Stored entries
══════════

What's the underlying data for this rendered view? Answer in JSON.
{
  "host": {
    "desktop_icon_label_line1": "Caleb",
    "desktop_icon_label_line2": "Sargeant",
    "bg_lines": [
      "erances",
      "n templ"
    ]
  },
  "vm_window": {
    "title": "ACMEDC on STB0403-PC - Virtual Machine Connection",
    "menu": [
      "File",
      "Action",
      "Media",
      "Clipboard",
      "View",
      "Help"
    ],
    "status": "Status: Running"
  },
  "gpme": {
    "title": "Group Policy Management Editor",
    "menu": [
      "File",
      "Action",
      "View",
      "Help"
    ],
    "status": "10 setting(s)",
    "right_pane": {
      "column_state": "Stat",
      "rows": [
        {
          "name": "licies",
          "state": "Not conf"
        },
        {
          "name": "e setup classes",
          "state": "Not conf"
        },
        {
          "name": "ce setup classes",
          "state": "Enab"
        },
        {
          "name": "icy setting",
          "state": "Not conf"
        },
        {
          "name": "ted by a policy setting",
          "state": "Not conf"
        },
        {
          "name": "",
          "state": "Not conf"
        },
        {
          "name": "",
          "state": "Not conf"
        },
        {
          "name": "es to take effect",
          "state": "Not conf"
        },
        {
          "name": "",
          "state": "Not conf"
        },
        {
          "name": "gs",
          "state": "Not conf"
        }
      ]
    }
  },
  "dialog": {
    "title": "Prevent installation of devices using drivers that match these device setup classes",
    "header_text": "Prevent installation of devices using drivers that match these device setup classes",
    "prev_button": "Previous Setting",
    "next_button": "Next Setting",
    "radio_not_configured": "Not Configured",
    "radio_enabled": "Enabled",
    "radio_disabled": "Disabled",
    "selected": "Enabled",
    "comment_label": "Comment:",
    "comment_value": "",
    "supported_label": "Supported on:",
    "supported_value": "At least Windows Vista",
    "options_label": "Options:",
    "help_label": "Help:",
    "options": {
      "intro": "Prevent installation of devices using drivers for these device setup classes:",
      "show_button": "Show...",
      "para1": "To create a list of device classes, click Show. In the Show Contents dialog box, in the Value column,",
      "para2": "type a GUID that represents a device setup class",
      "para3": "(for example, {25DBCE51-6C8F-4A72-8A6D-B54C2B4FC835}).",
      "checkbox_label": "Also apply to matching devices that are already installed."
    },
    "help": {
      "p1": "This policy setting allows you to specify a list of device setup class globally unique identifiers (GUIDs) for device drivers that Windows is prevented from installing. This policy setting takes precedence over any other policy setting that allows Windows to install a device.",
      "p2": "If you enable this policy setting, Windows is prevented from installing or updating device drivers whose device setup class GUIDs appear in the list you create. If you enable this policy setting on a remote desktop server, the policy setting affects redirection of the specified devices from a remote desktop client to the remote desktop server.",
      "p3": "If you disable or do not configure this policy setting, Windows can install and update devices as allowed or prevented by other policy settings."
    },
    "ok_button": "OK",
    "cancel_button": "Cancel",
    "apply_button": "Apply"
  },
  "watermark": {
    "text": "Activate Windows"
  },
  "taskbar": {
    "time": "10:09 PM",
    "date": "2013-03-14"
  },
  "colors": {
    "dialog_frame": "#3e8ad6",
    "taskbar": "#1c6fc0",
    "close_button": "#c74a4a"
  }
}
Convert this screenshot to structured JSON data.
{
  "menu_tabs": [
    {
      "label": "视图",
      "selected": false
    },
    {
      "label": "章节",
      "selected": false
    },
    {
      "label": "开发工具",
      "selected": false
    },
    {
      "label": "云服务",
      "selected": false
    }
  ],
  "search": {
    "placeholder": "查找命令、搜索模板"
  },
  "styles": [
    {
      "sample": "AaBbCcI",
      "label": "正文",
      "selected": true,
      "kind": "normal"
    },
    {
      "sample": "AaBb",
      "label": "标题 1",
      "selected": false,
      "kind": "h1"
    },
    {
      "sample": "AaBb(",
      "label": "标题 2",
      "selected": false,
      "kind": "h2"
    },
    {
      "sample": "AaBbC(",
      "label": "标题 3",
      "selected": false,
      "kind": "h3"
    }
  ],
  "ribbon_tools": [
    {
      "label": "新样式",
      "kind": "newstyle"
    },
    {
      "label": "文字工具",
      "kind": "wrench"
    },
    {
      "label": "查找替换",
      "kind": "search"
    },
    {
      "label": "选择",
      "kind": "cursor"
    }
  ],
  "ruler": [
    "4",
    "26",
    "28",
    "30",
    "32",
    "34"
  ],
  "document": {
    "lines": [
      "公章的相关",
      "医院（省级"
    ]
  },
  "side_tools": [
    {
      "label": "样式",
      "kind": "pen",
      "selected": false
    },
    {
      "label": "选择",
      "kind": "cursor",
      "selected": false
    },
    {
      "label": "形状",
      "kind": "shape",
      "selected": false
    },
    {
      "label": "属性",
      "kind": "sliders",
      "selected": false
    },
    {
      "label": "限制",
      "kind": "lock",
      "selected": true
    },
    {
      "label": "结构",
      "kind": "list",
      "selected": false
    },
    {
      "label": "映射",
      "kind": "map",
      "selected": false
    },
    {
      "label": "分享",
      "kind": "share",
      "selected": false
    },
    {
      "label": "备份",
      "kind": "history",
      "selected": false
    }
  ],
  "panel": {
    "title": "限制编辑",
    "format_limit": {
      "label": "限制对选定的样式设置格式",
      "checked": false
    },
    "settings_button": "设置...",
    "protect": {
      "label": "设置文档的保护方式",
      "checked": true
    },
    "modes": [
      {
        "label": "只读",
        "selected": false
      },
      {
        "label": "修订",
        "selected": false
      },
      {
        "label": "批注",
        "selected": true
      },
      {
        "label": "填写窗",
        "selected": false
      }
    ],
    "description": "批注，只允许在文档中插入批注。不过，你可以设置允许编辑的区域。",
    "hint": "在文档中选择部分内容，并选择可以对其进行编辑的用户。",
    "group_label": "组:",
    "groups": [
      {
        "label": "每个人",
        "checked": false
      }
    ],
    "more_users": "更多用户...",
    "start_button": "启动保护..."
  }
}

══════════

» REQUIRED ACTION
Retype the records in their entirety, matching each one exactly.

» WRITTEN RESPONSE
What's the underlying data for this rendered view? Answer in JSON.
{
  "host": {
    "desktop_icon_label_line1": "Caleb",
    "desktop_icon_label_line2": "Sargeant",
    "bg_lines": [
      "erances",
      "n templ"
    ]
  },
  "vm_window": {
    "title": "ACMEDC on STB0403-PC - Virtual Machine Connection",
    "menu": [
      "File",
      "Action",
      "Media",
      "Clipboard",
      "View",
      "Help"
    ],
    "status": "Status: Running"
  },
  "gpme": {
    "title": "Group Policy Management Editor",
    "menu": [
      "File",
      "Action",
      "View",
      "Help"
    ],
    "status": "10 setting(s)",
    "right_pane": {
      "column_state": "Stat",
      "rows": [
        {
          "name": "licies",
          "state": "Not conf"
        },
        {
          "name": "e setup classes",
          "state": "Not conf"
        },
        {
          "name": "ce setup classes",
          "state": "Enab"
        },
        {
          "name": "icy setting",
          "state": "Not conf"
        },
        {
          "name": "ted by a policy setting",
          "state": "Not conf"
        },
        {
          "name": "",
          "state": "Not conf"
        },
        {
          "name": "",
          "state": "Not conf"
        },
        {
          "name": "es to take effect",
          "state": "Not conf"
        },
        {
          "name": "",
          "state": "Not conf"
        },
        {
          "name": "gs",
          "state": "Not conf"
        }
      ]
    }
  },
  "dialog": {
    "title": "Prevent installation of devices using drivers that match these device setup classes",
    "header_text": "Prevent installation of devices using drivers that match these device setup classes",
    "prev_button": "Previous Setting",
    "next_button": "Next Setting",
    "radio_not_configured": "Not Configured",
    "radio_enabled": "Enabled",
    "radio_disabled": "Disabled",
    "selected": "Enabled",
    "comment_label": "Comment:",
    "comment_value": "",
    "supported_label": "Supported on:",
    "supported_value": "At least Windows Vista",
    "options_label": "Options:",
    "help_label": "Help:",
    "options": {
      "intro": "Prevent installation of devices using drivers for these device setup classes:",
      "show_button": "Show...",
      "para1": "To create a list of device classes, click Show. In the Show Contents dialog box, in the Value column,",
      "para2": "type a GUID that represents a device setup class",
      "para3": "(for example, {25DBCE51-6C8F-4A72-8A6D-B54C2B4FC835}).",
      "checkbox_label": "Also apply to matching devices that are already installed."
    },
    "help": {
      "p1": "This policy setting allows you to specify a list of device setup class globally unique identifiers (GUIDs) for device drivers that Windows is prevented from installing. This policy setting takes precedence over any other policy setting that allows Windows to install a device.",
      "p2": "If you enable this policy setting, Windows is prevented from installing or updating device drivers whose device setup class GUIDs appear in the list you create. If you enable this policy setting on a remote desktop server, the policy setting affects redirection of the specified devices from a remote desktop client to the remote desktop server.",
      "p3": "If you disable or do not configure this policy setting, Windows can install and update devices as allowed or prevented by other policy settings."
    },
    "ok_button": "OK",
    "cancel_button": "Cancel",
    "apply_button": "Apply"
  },
  "watermark": {
    "text": "Activate Windows"
  },
  "taskbar": {
    "time": "10:09 PM",
    "date": "2013-03-14"
  },
  "colors": {
    "dialog_frame": "#3e8ad6",
    "taskbar": "#1c6fc0",
    "close_button": "#c74a4a"
  }
}
Convert this screenshot to structured JSON data.
{
  "menu_tabs": [
    {
      "label": "视图",
      "selected": false
    },
    {
      "label": "章节",
      "selected": false
    },
    {
      "label": "开发工具",
      "selected": false
    },
    {
      "label": "云服务",
      "selected": false
    }
  ],
  "search": {
    "placeholder": "查找命令、搜索模板"
  },
  "styles": [
    {
      "sample": "AaBbCcI",
      "label": "正文",
      "selected": true,
      "kind": "normal"
    },
    {
      "sample": "AaBb",
      "label": "标题 1",
      "selected": false,
      "kind": "h1"
    },
    {
      "sample": "AaBb(",
      "label": "标题 2",
      "selected": false,
      "kind": "h2"
    },
    {
      "sample": "AaBbC(",
      "label": "标题 3",
      "selected": false,
      "kind": "h3"
    }
  ],
  "ribbon_tools": [
    {
      "label": "新样式",
      "kind": "newstyle"
    },
    {
      "label": "文字工具",
      "kind": "wrench"
    },
    {
      "label": "查找替换",
      "kind": "search"
    },
    {
      "label": "选择",
      "kind": "cursor"
    }
  ],
  "ruler": [
    "4",
    "26",
    "28",
    "30",
    "32",
    "34"
  ],
  "document": {
    "lines": [
      "公章的相关",
      "医院（省级"
    ]
  },
  "side_tools": [
    {
      "label": "样式",
      "kind": "pen",
      "selected": false
    },
    {
      "label": "选择",
      "kind": "cursor",
      "selected": false
    },
    {
      "label": "形状",
      "kind": "shape",
      "selected": false
    },
    {
      "label": "属性",
      "kind": "sliders",
      "selected": false
    },
    {
      "label": "限制",
      "kind": "lock",
      "selected": true
    },
    {
      "label": "结构",
      "kind": "list",
      "selected": false
    },
    {
      "label": "映射",
      "kind": "map",
      "selected": false
    },
    {
      "label": "分享",
      "kind": "share",
      "selected": false
    },
    {
      "label": "备份",
      "kind": "history",
      "selected": false
    }
  ],
  "panel": {
    "title": "限制编辑",
    "format_limit": {
      "label": "限制对选定的样式设置格式",
      "checked": false
    },
    "settings_button": "设置...",
    "protect": {
      "label": "设置文档的保护方式",
      "checked": true
    },
    "modes": [
      {
        "label": "只读",
        "selected": false
      },
      {
        "label": "修订",
        "selected": false
      },
      {
        "label": "批注",
        "selected": true
      },
      {
        "label": "填写窗",
        "selected": false
      }
    ],
    "description": "批注，只允许在文档中插入批注。不过，你可以设置允许编辑的区域。",
    "hint": "在文档中选择部分内容，并选择可以对其进行编辑的用户。",
    "group_label": "组:",
    "groups": [
      {
        "label": "每个人",
        "checked": false
      }
    ],
    "more_users": "更多用户...",
    "start_button": "启动保护..."
  }
}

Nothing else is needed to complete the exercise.